Activity -> Starting at the first line and ending at the last, reproduce the records below exactly.

Given records ->
--------------------------------------------------
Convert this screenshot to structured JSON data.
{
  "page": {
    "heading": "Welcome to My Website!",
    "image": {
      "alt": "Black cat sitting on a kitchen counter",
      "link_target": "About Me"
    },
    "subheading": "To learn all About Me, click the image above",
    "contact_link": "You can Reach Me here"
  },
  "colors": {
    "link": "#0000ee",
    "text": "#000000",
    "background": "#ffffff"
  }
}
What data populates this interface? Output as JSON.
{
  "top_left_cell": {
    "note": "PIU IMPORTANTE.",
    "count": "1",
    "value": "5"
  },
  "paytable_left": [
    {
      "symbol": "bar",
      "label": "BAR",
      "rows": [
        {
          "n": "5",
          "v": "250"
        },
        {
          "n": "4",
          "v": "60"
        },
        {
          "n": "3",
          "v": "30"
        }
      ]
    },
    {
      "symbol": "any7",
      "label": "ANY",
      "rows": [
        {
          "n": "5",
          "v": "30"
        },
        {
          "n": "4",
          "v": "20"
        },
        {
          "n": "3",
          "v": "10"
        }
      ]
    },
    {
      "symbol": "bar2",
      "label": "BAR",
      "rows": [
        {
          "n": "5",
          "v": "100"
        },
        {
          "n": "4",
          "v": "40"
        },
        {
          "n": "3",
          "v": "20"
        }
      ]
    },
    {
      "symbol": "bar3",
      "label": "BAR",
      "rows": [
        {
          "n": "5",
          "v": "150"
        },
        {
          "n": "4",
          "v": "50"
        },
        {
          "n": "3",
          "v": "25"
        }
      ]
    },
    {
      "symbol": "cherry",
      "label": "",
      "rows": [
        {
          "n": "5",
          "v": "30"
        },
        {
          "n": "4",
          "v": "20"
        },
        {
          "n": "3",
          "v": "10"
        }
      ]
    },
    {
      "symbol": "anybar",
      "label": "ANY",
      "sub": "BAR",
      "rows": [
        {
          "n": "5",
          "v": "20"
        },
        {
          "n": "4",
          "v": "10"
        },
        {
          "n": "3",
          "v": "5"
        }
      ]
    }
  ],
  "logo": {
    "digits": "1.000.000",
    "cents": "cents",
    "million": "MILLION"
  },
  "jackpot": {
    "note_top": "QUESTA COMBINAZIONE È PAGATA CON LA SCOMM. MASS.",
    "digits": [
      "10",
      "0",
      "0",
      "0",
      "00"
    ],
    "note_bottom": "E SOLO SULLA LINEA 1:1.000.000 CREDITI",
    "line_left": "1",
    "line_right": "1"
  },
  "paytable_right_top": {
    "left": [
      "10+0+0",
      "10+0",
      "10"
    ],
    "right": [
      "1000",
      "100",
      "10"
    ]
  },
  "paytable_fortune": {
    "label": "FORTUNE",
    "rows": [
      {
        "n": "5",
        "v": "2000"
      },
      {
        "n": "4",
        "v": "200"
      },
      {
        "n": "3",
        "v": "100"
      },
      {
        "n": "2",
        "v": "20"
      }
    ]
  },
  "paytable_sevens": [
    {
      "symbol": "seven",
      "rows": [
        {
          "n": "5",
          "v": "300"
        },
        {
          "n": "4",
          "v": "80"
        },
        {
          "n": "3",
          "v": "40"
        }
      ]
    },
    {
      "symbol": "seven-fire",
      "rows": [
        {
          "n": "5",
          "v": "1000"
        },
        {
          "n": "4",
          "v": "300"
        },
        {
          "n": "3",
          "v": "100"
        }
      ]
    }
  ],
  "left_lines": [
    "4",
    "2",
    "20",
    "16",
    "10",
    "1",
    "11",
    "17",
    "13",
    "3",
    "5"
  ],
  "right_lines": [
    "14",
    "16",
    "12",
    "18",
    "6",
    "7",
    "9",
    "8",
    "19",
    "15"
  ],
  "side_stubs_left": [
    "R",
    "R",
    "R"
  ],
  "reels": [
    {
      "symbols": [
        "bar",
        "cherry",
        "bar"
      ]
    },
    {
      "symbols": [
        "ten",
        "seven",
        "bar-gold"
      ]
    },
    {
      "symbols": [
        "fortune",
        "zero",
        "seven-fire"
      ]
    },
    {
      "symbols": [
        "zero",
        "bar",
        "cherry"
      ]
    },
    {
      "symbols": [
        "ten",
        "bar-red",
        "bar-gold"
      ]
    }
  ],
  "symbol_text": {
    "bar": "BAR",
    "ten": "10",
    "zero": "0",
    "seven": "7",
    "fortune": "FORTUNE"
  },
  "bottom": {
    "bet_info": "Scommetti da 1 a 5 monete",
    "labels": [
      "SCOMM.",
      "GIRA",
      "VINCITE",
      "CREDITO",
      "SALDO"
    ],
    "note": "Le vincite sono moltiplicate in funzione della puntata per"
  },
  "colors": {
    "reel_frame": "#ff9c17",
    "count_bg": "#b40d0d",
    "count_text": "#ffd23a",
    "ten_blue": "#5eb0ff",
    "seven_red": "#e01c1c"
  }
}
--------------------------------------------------
Solved problem ->
Convert this screenshot to structured JSON data.
{
  "page": {
    "heading": "Welcome to My Website!",
    "image": {
      "alt": "Black cat sitting on a kitchen counter",
      "link_target": "About Me"
    },
    "subheading": "To learn all About Me, click the image above",
    "contact_link": "You can Reach Me here"
  },
  "colors": {
    "link": "#0000ee",
    "text": "#000000",
    "background": "#ffffff"
  }
}
What data populates this interface? Output as JSON.
{
  "top_left_cell": {
    "note": "PIU IMPORTANTE.",
    "count": "1",
    "value": "5"
  },
  "paytable_left": [
    {
      "symbol": "bar",
      "label": "BAR",
      "rows": [
        {
          "n": "5",
          "v": "250"
        },
        {
          "n": "4",
          "v": "60"
        },
        {
          "n": "3",
          "v": "30"
        }
      ]
    },
    {
      "symbol": "any7",
      "label": "ANY",
      "rows": [
        {
          "n": "5",
          "v": "30"
        },
        {
          "n": "4",
          "v": "20"
        },
        {
          "n": "3",
          "v": "10"
        }
      ]
    },
    {
      "symbol": "bar2",
      "label": "BAR",
      "rows": [
        {
          "n": "5",
          "v": "100"
        },
        {
          "n": "4",
          "v": "40"
        },
        {
          "n": "3",
          "v": "20"
        }
      ]
    },
    {
      "symbol": "bar3",
      "label": "BAR",
      "rows": [
        {
          "n": "5",
          "v": "150"
        },
        {
          "n": "4",
          "v": "50"
        },
        {
          "n": "3",
          "v": "25"
        }
      ]
    },
    {
      "symbol": "cherry",
      "label": "",
      "rows": [
        {
          "n": "5",
          "v": "30"
        },
        {
          "n": "4",
          "v": "20"
        },
        {
          "n": "3",
          "v": "10"
        }
      ]
    },
    {
      "symbol": "anybar",
      "label": "ANY",
      "sub": "BAR",
      "rows": [
        {
          "n": "5",
          "v": "20"
        },
        {
          "n": "4",
          "v": "10"
        },
        {
          "n": "3",
          "v": "5"
        }
      ]
    }
  ],
  "logo": {
    "digits": "1.000.000",
    "cents": "cents",
    "million": "MILLION"
  },
  "jackpot": {
    "note_top": "QUESTA COMBINAZIONE È PAGATA CON LA SCOMM. MASS.",
    "digits": [
      "10",
      "0",
      "0",
      "0",
      "00"
    ],
    "note_bottom": "E SOLO SULLA LINEA 1:1.000.000 CREDITI",
    "line_left": "1",
    "line_right": "1"
  },
  "paytable_right_top": {
    "left": [
      "10+0+0",
      "10+0",
      "10"
    ],
    "right": [
      "1000",
      "100",
      "10"
    ]
  },
  "paytable_fortune": {
    "label": "FORTUNE",
    "rows": [
      {
        "n": "5",
        "v": "2000"
      },
      {
        "n": "4",
        "v": "200"
      },
      {
        "n": "3",
        "v": "100"
      },
      {
        "n": "2",
        "v": "20"
      }
    ]
  },
  "paytable_sevens": [
    {
      "symbol": "seven",
      "rows": [
        {
          "n": "5",
          "v": "300"
        },
        {
          "n": "4",
          "v": "80"
        },
        {
          "n": "3",
          "v": "40"
        }
      ]
    },
    {
      "symbol": "seven-fire",
      "rows": [
        {
          "n": "5",
          "v": "1000"
        },
        {
          "n": "4",
          "v": "300"
        },
        {
          "n": "3",
          "v": "100"
        }
      ]
    }
  ],
  "left_lines": [
    "4",
    "2",
    "20",
    "16",
    "10",
    "1",
    "11",
    "17",
    "13",
    "3",
    "5"
  ],
  "right_lines": [
    "14",
    "16",
    "12",
    "18",
    "6",
    "7",
    "9",
    "8",
    "19",
    "15"
  ],
  "side_stubs_left": [
    "R",
    "R",
    "R"
  ],
  "reels": [
    {
      "symbols": [
        "bar",
        "cherry",
        "bar"
      ]
    },
    {
      "symbols": [
        "ten",
        "seven",
        "bar-gold"
      ]
    },
    {
      "symbols": [
        "fortune",
        "zero",
        "seven-fire"
      ]
    },
    {
      "symbols": [
        "zero",
        "bar",
        "cherry"
      ]
    },
    {
      "symbols": [
        "ten",
        "bar-red",
        "bar-gold"
      ]
    }
  ],
  "symbol_text": {
    "bar": "BAR",
    "ten": "10",
    "zero": "0",
    "seven": "7",
    "fortune": "FORTUNE"
  },
  "bottom": {
    "bet_info": "Scommetti da 1 a 5 monete",
    "labels": [
      "SCOMM.",
      "GIRA",
      "VINCITE",
      "CREDITO",
      "SALDO"
    ],
    "note": "Le vincite sono moltiplicate in funzione della puntata per"
  },
  "colors": {
    "reel_frame": "#ff9c17",
    "count_bg": "#b40d0d",
    "count_text": "#ffd23a",
    "ten_blue": "#5eb0ff",
    "seven_red": "#e01c1c"
  }
}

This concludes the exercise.